We cannot let these people inhibit our freedom to express ourselves and enjoy ourselves whether at home or abroad.   Nor to enjoy travelling.

During my trip which encompassed a few cities in Spain, I was reassured by the presence in a couple of train stations of metal detectors to detect any danger that may be present in anyone’s luggage though I had not actually given it a thought until I saw the first one. I was only travelling with carry-on luggage so anything I had in my bag was harmless anyway (as it should be bar my usual pen-knife haha).  I think they should have them in bus stations there too if they don’t already.   As we know, Spain was hit horrifically by terrorists with train bombings in Madrid back in 2004 (I can’t believe it was that long ago).   Of course these detectors are not foolproof but they are reassuring.  A minute or two to check your bags is nothing is it?   It should be brought in everywhere and should not be seen as a nuisance.  If you’ve nothing to hide, then you’re ok aren’t you?
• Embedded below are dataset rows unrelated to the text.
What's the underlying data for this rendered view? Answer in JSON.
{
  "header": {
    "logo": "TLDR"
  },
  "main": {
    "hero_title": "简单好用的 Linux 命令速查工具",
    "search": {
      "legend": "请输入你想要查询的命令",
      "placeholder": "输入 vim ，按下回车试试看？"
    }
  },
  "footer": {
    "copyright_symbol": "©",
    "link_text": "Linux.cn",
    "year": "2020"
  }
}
I don’t think anyone should fear visiting France.  Again, that is what these nuts want.   France is a vast country after all with a safe, reliable and punctual transport network (if it’s running and the staff are not on strike!! haha) and something could happen to you just as easily at home.   Of course France is on high alert (the state of emergency has been extended now for another 3 months) and has been since last November but the fact that Euro 2016 and the climate change conference, to name two biggies, went off without a hitch means it can handle itself perfectly.  France’s guard was lowered slightly yesterday because of Bastille day and partly because of confidence due to the success of Euro 2016, which only wound up last Sunday.   That’s natural.  The events in Paris passed off well yesterday and others no doubt, but unfortunately not this one.  You cannot over-police places. Over-policing gives out a warning sure, but warnings can be treated with disdain and contempt as happened in Nice.

If you’re travelling keep your wits about you as you would on any holiday.   But enjoy yourself as that is what freedom should allow you to do.  And in hot countries travel with as little luggage as you can.  Who wants to be carrying around heavy backpacks or lugging suitcases around?   Especially in hot countries. I often admire travellers from Japan with their very compact set of belongings.  They have the right idea.

Oh and thank you Spain for a wonderful week!

お大事に旅行さん、お大事にニース Take care travellers, take care Nice